### [WHAT IS BEING ASKED]
Please give the listing underneath again, exactly as shown.

### [RECORD EXTRACTS]

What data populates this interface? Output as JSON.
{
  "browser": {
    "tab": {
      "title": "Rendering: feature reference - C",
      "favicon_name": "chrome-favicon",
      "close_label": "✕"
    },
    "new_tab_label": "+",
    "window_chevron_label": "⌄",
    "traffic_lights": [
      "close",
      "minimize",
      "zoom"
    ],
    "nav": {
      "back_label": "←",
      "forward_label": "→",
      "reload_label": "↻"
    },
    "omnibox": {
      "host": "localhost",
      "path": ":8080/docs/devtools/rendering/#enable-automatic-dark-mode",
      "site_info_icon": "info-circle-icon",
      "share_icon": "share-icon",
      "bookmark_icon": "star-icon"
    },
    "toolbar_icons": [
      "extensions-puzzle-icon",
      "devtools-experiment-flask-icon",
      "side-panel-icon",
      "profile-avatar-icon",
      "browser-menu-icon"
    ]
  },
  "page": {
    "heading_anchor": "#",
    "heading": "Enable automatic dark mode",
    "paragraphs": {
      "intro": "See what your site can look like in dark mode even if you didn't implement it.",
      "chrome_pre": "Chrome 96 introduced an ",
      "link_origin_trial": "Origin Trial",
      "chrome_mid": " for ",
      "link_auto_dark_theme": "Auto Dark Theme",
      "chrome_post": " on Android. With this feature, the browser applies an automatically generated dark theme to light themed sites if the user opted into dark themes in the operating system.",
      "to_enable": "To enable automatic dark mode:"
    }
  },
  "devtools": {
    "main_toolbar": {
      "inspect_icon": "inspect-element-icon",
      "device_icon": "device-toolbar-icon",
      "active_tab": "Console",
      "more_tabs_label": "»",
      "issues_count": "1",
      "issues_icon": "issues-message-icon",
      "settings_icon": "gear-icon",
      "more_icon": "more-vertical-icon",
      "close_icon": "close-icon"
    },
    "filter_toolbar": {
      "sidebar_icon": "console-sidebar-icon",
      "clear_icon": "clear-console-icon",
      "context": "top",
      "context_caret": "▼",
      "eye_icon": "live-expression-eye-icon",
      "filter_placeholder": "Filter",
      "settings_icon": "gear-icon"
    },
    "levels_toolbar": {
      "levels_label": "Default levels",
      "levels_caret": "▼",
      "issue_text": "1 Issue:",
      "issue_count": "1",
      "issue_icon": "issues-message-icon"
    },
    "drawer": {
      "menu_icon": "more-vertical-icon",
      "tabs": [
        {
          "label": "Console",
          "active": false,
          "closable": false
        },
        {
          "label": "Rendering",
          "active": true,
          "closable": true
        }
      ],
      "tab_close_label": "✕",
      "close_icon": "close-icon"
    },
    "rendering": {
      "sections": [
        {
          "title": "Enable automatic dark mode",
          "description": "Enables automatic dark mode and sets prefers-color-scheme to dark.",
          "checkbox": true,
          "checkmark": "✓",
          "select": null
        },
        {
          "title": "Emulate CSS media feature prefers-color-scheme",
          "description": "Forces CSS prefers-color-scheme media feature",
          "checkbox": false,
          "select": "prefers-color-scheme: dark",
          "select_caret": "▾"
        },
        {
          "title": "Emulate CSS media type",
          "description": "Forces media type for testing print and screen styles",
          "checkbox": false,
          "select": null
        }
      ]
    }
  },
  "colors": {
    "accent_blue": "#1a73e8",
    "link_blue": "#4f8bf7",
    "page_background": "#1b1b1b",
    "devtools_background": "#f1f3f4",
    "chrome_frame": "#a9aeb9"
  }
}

### [RESULT]
What data populates this interface? Output as JSON.
{
  "browser": {
    "tab": {
      "title": "Rendering: feature reference - C",
      "favicon_name": "chrome-favicon",
      "close_label": "✕"
    },
    "new_tab_label": "+",
    "window_chevron_label": "⌄",
    "traffic_lights": [
      "close",
      "minimize",
      "zoom"
    ],
    "nav": {
      "back_label": "←",
      "forward_label": "→",
      "reload_label": "↻"
    },
    "omnibox": {
      "host": "localhost",
      "path": ":8080/docs/devtools/rendering/#enable-automatic-dark-mode",
      "site_info_icon": "info-circle-icon",
      "share_icon": "share-icon",
      "bookmark_icon": "star-icon"
    },
    "toolbar_icons": [
      "extensions-puzzle-icon",
      "devtools-experiment-flask-icon",
      "side-panel-icon",
      "profile-avatar-icon",
      "browser-menu-icon"
    ]
  },
  "page": {
    "heading_anchor": "#",
    "heading": "Enable automatic dark mode",
    "paragraphs": {
      "intro": "See what your site can look like in dark mode even if you didn't implement it.",
      "chrome_pre": "Chrome 96 introduced an ",
      "link_origin_trial": "Origin Trial",
      "chrome_mid": " for ",
      "link_auto_dark_theme": "Auto Dark Theme",
      "chrome_post": " on Android. With this feature, the browser applies an automatically generated dark theme to light themed sites if the user opted into dark themes in the operating system.",
      "to_enable": "To enable automatic dark mode:"
    }
  },
  "devtools": {
    "main_toolbar": {
      "inspect_icon": "inspect-element-icon",
      "device_icon": "device-toolbar-icon",
      "active_tab": "Console",
      "more_tabs_label": "»",
      "issues_count": "1",
      "issues_icon": "issues-message-icon",
      "settings_icon": "gear-icon",
      "more_icon": "more-vertical-icon",
      "close_icon": "close-icon"
    },
    "filter_toolbar": {
      "sidebar_icon": "console-sidebar-icon",
      "clear_icon": "clear-console-icon",
      "context": "top",
      "context_caret": "▼",
      "eye_icon": "live-expression-eye-icon",
      "filter_placeholder": "Filter",
      "settings_icon": "gear-icon"
    },
    "levels_toolbar": {
      "levels_label": "Default levels",
      "levels_caret": "▼",
      "issue_text": "1 Issue:",
      "issue_count": "1",
      "issue_icon": "issues-message-icon"
    },
    "drawer": {
      "menu_icon": "more-vertical-icon",
      "tabs": [
        {
          "label": "Console",
          "active": false,
          "closable": false
        },
        {
          "label": "Rendering",
          "active": true,
          "closable": true
        }
      ],
      "tab_close_label": "✕",
      "close_icon": "close-icon"
    },
    "rendering": {
      "sections": [
        {
          "title": "Enable automatic dark mode",
          "description": "Enables automatic dark mode and sets prefers-color-scheme to dark.",
          "checkbox": true,
          "checkmark": "✓",
          "select": null
        },
        {
          "title": "Emulate CSS media feature prefers-color-scheme",
          "description": "Forces CSS prefers-color-scheme media feature",
          "checkbox": false,
          "select": "prefers-color-scheme: dark",
          "select_caret": "▾"
        },
        {
          "title": "Emulate CSS media type",
          "description": "Forces media type for testing print and screen styles",
          "checkbox": false,
          "select": null
        }
      ]
    }
  },
  "colors": {
    "accent_blue": "#1a73e8",
    "link_blue": "#4f8bf7",
    "page_background": "#1b1b1b",
    "devtools_background": "#f1f3f4",
    "chrome_frame": "#a9aeb9"
  }
}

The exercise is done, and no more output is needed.